    @Yutsano: Some friends of mine here in Whitebreadville (Ontario) used to work at a Stream facility that had jobs that were “nearshored” from the US. It was good for them, because at the time that work was really booming here, the US companies got an automatic 30% discount on expenditures on their Canadian facilities due to the exchange rate, plus they had a cheap(er) pool of North American English-speakers. It was good for us, in a sense (if you define shitty call-centre jobs as “good,” I guess), because a lot of people got work out of it. Canadians gotta eat, too, you know.

    As far as I know, those jobs have mostly gone to India now.

    Since a lot of our economy (probably a disproportionate amount) is stuff that has to be done here, such as resource extraction, the 1% has been screwing us by making sure that hardly any of those companies involved are actually Canadian-owned anymore (thanks, Paul Fucking Martin and Stephen Fucking Harper), and sometimes even selling the actual land to foreign concerns…so while we remain hewers of wood and drawers of water to the world, it ain’t even our wood and water anymore.

    Those bastards have thought of ways to screw average people in every situation.

  46. 46
    tomvox1 says:

    @Nellcote:

    Yes, Glenn Kessler–arbiter of douchiness.

    WaPo Fact Checker Defends ‘Four Pinocchios’ For Outsourcing Ad Against Romney

    What a slimy little prick.

  47. 47
    Keith says:

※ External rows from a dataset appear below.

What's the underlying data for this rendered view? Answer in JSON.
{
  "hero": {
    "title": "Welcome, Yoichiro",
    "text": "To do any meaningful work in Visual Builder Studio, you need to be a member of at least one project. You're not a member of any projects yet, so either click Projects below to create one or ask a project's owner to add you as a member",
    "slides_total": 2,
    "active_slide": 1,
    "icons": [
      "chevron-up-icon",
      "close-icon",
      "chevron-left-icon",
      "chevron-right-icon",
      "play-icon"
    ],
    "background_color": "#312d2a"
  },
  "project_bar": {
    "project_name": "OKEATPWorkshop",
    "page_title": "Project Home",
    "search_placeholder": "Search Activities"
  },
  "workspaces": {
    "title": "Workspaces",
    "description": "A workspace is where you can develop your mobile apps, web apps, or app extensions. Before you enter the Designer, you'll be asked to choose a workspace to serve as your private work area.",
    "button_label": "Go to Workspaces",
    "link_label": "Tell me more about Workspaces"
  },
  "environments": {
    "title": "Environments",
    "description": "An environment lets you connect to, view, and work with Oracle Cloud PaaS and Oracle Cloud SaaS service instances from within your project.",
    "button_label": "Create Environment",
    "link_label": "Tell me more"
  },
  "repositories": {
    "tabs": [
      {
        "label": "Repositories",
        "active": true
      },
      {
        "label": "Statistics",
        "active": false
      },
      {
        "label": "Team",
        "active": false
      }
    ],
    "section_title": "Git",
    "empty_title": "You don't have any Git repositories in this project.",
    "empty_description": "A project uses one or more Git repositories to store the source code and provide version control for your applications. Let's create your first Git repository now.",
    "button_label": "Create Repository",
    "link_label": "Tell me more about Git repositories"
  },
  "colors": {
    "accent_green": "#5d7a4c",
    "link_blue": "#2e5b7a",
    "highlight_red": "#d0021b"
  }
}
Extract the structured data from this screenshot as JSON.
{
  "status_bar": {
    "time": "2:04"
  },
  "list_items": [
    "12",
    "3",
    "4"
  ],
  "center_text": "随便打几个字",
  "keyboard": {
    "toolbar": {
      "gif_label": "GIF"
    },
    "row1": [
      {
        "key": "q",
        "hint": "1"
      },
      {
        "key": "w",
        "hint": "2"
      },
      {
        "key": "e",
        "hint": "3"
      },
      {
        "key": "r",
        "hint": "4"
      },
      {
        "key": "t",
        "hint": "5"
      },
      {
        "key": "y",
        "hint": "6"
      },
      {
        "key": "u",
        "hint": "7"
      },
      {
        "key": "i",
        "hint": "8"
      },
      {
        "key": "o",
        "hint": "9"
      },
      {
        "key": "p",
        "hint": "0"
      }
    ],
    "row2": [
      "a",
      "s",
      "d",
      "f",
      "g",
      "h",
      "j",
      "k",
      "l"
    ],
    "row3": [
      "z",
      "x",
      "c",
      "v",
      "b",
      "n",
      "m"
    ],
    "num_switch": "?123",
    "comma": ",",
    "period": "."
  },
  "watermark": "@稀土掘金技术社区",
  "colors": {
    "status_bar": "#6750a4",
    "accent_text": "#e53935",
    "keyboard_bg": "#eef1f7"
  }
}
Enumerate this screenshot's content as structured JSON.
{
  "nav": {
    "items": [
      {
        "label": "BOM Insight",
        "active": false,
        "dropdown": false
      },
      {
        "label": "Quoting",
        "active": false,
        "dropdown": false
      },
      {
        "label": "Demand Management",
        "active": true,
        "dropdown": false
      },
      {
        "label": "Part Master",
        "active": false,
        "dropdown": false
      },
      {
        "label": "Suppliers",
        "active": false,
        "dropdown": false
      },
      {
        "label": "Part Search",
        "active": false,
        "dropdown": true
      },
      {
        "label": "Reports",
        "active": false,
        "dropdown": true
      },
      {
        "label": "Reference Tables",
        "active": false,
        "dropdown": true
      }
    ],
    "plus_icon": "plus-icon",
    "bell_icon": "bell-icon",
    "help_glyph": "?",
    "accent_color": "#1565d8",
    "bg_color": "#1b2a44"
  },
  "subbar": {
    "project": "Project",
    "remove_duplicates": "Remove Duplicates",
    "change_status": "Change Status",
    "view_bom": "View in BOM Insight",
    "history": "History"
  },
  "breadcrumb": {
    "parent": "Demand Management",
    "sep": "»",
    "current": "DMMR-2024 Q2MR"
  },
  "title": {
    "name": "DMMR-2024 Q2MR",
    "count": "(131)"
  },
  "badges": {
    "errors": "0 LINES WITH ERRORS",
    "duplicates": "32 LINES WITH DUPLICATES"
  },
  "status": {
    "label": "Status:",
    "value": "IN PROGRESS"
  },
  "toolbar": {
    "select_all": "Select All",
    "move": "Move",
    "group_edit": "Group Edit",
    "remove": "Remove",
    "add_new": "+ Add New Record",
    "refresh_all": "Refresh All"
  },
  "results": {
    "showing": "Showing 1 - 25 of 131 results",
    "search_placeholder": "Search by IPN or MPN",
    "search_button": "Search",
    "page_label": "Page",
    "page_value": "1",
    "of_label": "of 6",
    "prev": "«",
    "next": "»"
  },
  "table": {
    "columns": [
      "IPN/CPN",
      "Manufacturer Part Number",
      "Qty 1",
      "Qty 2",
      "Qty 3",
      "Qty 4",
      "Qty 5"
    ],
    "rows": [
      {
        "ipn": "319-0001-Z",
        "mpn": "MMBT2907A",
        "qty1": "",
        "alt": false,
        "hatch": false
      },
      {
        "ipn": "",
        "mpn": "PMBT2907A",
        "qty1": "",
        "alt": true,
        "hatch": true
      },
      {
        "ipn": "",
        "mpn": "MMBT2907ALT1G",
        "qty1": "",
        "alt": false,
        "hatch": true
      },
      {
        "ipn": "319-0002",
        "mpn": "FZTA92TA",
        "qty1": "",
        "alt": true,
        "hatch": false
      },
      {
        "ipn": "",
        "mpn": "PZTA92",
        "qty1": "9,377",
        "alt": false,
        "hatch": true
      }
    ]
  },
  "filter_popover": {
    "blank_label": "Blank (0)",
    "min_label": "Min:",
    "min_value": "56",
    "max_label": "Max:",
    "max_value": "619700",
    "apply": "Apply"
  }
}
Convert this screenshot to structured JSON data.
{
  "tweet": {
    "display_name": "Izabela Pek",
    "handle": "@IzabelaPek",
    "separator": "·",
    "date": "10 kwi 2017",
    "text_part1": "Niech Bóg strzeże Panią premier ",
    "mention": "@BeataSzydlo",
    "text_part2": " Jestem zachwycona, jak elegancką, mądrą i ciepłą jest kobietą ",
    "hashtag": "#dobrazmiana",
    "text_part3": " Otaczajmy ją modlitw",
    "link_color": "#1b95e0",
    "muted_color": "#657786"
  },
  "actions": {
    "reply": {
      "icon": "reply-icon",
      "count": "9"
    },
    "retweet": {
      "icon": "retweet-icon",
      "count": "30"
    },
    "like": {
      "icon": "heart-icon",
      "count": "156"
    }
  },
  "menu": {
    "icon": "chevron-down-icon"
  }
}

    @FlipYrWhig: What, “opposite of Obama” isn’t a detailed enough “how” for ya? Geez, you ask so much of Mitt!

  48. 48
    Ruckus says:

    @Interrobang:
    Those bastards have thought of ways to screw average people in every situation.

    I thought that is what they do for a living. The stuff they sell steal is only the means to that end.

  49. 49
    burnspbesq says:

    @DougJ:

    Sounds like a pretty strong argument in favor of voting against Romney

    It does, doesn’t it.

  50. 50
    Chris T. says:

    If people were logical (they’re not) and Romney were honest (he isn’t) and on the side of “the people”, he’d tell us all something like this: “As a Bain Capital partner, I made a shitload of money by getting lots of American workers fired. I know all the tricks. That puts me in a great position to change the rules so that the tricks no longer work. I’ll set up rules so that hyenas like me-at-Bain can no longer profit by hollowing out and destroying US companies and jobs.”

    (And, as the saying goes, “if my grandmother had wheels, she’d be a trolley.”)

  51. 51
    Drive-by Nomad says:

    Now, I did not think the Mitt could be so cruel.

  52. 52
    shep says:

    Glenn Kessler: call your paper.

    Then shove your Pinocchios up your ass.

    http://www.washingtonpost.com/....._blog.html

  53. 53
    Mike S. says:

    Obama, Immelt, hypocrisy, ‘nough said.

Comments are closed.